What is being asked ->
Check each line below for "char" and say how many have it, with no other words.

[Dataset rows describing interfaces]

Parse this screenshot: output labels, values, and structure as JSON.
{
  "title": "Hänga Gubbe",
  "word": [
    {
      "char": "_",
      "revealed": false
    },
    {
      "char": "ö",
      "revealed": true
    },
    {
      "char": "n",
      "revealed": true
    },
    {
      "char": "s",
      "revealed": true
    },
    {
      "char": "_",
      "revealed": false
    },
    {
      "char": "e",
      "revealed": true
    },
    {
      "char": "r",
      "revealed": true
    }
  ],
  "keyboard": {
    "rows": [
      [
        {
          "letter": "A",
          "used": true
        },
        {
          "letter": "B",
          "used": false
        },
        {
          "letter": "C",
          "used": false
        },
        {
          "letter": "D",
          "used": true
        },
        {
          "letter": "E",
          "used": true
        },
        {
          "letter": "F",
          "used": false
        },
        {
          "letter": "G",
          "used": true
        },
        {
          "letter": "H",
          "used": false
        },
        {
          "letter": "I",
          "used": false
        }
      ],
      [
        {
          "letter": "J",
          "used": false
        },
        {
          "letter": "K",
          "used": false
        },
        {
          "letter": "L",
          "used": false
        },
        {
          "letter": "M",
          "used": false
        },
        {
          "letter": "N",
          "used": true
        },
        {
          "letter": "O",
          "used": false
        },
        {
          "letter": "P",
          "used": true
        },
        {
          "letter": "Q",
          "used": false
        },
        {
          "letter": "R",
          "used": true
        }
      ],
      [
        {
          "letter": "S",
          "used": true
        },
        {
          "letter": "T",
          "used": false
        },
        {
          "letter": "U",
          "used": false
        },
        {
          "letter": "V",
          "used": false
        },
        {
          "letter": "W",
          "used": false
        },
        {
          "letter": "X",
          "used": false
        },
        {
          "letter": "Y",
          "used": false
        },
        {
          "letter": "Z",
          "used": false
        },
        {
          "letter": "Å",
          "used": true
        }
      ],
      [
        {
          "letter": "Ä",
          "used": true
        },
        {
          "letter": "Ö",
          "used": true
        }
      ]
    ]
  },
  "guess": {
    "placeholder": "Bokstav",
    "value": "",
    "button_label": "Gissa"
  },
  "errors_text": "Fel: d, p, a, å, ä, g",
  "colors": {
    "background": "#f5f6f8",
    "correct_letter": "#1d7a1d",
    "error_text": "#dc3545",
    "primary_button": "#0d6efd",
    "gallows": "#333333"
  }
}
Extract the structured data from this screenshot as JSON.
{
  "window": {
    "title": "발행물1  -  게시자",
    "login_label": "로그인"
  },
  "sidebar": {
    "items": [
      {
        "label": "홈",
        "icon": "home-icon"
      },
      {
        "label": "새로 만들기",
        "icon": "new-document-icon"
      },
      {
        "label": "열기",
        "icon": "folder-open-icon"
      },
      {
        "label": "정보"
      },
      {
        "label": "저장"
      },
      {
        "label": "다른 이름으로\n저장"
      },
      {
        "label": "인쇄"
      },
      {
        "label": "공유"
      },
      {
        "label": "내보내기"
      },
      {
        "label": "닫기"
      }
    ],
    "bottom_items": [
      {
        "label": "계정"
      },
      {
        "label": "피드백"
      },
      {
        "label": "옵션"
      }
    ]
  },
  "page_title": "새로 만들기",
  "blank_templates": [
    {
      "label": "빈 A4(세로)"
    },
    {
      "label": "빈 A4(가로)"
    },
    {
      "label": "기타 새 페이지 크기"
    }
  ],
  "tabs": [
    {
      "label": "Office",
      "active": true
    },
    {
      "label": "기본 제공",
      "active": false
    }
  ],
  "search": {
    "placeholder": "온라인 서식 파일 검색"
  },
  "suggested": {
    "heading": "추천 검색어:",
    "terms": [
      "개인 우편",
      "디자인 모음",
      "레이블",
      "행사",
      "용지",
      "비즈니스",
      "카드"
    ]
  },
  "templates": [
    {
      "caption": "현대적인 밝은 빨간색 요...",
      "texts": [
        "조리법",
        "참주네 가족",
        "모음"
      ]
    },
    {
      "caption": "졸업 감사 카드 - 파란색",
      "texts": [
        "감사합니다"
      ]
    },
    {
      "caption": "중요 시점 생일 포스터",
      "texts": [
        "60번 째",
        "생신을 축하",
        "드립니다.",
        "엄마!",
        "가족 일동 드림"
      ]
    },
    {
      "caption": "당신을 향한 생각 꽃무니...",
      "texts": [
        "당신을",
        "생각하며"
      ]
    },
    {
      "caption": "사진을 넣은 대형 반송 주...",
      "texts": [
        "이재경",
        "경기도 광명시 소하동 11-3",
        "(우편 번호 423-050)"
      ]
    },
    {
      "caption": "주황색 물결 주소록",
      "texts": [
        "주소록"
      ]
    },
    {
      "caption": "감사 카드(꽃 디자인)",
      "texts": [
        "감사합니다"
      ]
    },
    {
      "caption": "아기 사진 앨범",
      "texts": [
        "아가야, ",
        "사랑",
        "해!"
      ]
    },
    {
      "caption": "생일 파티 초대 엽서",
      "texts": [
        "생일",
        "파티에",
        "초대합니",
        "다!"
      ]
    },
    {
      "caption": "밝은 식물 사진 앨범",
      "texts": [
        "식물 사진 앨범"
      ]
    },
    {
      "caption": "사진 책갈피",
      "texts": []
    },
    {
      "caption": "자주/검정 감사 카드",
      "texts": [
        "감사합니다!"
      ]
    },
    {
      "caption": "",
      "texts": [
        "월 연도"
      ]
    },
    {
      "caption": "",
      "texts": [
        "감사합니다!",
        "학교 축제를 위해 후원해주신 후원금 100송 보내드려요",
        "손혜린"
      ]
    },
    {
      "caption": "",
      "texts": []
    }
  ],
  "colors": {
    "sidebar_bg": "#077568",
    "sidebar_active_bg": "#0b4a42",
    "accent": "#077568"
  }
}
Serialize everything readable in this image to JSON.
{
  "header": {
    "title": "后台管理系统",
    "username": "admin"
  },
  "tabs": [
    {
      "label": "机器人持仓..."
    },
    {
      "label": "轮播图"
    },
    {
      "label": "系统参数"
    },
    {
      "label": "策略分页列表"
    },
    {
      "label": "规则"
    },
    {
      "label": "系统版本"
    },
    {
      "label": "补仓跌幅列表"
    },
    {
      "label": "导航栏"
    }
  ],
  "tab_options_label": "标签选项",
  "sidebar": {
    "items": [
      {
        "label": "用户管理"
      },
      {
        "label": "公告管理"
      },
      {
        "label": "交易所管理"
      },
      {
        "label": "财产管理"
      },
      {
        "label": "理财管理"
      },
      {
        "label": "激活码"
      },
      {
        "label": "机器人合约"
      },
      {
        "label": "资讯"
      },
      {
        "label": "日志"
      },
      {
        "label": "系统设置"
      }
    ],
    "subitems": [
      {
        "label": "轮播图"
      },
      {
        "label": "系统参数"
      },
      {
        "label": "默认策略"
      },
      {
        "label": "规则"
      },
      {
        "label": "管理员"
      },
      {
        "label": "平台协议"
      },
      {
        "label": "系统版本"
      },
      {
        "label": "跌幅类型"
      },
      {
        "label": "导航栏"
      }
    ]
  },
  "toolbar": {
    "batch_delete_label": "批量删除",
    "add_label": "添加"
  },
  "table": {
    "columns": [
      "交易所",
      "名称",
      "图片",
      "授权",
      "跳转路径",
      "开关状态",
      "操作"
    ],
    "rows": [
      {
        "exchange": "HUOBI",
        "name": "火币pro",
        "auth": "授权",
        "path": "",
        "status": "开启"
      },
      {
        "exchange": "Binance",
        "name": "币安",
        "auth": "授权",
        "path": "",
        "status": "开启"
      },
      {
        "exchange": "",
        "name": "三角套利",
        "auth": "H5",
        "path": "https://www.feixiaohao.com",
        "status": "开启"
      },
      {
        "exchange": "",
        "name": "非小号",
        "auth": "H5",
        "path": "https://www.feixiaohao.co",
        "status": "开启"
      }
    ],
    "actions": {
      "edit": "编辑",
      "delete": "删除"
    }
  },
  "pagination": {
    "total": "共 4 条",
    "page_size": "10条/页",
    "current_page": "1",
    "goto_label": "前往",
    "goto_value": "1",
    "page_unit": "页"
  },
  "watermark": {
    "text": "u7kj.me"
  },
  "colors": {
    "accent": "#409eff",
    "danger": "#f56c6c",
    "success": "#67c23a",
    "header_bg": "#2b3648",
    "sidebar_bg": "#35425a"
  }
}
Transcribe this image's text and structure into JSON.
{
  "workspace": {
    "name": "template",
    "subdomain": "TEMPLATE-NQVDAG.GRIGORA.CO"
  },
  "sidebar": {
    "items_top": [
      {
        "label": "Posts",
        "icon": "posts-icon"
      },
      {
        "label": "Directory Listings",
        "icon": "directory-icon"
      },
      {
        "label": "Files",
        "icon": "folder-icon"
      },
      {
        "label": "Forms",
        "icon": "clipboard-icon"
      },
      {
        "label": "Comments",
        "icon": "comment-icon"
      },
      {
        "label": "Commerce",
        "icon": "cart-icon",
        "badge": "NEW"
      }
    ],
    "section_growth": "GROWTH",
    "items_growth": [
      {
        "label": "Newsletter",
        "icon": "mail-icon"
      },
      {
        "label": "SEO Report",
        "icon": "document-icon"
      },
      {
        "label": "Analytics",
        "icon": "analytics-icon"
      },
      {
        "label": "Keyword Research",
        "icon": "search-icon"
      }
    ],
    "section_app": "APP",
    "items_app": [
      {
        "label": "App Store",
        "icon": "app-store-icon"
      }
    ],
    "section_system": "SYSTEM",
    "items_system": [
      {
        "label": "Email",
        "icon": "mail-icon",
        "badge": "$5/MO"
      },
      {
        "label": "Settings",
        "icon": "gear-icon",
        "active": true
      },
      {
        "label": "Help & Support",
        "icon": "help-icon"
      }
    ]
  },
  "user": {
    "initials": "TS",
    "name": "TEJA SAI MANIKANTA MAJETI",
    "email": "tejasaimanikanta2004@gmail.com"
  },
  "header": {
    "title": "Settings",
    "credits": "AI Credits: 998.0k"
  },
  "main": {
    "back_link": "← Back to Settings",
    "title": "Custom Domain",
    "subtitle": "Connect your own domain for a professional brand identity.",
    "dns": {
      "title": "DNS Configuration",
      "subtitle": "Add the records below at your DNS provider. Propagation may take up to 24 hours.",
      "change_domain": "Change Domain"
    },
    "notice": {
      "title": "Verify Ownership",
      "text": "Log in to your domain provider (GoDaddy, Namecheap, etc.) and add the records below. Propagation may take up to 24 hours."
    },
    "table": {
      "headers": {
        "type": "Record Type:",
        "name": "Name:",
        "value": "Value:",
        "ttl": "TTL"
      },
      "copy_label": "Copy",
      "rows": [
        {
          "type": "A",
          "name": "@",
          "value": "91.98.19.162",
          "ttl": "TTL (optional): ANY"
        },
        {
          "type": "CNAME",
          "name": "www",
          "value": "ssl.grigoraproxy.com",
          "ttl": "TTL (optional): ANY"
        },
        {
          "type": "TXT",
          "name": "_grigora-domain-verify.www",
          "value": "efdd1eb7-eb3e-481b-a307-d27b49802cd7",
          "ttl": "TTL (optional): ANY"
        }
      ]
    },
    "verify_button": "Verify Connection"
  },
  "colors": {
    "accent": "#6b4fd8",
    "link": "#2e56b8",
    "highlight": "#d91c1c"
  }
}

Exercise output ->
7